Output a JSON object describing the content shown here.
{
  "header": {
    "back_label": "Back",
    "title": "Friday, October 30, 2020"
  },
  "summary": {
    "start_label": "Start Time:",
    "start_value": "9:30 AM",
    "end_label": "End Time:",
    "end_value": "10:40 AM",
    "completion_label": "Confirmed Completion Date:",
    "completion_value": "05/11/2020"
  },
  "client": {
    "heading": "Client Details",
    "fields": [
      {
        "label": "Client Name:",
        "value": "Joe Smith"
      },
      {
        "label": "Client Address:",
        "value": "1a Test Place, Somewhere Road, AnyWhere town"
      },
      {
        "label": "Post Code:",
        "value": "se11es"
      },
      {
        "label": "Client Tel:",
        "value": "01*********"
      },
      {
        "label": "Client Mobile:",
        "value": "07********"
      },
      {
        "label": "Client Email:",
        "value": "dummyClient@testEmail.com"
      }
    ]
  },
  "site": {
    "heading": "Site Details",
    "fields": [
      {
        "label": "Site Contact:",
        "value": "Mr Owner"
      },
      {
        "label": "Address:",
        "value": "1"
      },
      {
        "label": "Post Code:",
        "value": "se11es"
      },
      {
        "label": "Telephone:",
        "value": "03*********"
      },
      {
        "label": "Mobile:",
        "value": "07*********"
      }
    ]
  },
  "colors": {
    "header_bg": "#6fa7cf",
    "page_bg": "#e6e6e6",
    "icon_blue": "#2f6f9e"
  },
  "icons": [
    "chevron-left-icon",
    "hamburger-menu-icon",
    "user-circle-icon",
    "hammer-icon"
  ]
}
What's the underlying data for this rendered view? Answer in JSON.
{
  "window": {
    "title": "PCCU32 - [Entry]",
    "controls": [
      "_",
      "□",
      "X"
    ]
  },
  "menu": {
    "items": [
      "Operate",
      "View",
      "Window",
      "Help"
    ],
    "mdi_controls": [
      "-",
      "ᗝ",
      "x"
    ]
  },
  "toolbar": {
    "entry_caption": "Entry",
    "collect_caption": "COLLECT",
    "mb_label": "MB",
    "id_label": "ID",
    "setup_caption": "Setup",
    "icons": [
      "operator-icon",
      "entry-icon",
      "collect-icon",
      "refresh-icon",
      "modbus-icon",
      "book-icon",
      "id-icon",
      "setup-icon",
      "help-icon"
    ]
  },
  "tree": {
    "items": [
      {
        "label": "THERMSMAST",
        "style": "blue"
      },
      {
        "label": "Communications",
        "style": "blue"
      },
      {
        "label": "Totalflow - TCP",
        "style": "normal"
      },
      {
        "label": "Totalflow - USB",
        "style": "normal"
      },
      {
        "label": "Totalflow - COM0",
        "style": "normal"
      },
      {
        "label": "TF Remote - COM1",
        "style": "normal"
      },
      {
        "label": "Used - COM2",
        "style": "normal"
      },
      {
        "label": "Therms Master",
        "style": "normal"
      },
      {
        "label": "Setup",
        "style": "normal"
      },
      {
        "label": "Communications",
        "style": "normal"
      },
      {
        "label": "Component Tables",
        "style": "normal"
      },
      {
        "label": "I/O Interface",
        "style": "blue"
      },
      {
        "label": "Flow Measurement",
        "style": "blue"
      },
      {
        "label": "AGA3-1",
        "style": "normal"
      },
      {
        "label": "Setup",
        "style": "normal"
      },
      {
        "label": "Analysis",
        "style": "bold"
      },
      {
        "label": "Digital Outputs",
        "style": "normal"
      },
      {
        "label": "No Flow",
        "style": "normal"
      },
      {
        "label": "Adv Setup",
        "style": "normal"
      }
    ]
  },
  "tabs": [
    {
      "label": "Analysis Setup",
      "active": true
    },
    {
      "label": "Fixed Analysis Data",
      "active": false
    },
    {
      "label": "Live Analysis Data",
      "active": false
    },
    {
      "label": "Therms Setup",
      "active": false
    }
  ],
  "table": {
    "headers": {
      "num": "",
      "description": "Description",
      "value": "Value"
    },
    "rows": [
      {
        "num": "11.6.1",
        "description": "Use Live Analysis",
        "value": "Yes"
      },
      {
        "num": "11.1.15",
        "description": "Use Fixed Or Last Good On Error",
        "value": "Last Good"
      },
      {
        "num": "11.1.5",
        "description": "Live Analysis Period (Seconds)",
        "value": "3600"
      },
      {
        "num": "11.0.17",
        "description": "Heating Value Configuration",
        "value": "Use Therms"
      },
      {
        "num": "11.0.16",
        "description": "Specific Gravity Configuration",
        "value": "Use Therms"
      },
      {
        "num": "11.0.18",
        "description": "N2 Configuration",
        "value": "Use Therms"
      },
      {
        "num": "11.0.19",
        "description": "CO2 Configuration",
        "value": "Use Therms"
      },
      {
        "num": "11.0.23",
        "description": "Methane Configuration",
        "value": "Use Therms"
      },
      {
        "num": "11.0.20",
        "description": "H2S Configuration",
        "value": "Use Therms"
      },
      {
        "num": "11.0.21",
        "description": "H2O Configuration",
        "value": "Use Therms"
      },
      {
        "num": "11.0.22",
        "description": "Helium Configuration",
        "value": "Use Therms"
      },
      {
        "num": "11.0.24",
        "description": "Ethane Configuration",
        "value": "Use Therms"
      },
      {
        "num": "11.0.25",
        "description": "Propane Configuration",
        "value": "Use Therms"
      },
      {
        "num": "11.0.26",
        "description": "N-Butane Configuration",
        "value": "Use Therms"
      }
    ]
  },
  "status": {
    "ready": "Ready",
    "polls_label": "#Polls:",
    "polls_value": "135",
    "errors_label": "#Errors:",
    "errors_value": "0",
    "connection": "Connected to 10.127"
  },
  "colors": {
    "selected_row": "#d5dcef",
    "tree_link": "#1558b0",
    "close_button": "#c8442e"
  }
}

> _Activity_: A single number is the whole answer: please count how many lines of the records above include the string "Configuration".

> _Response below_: 11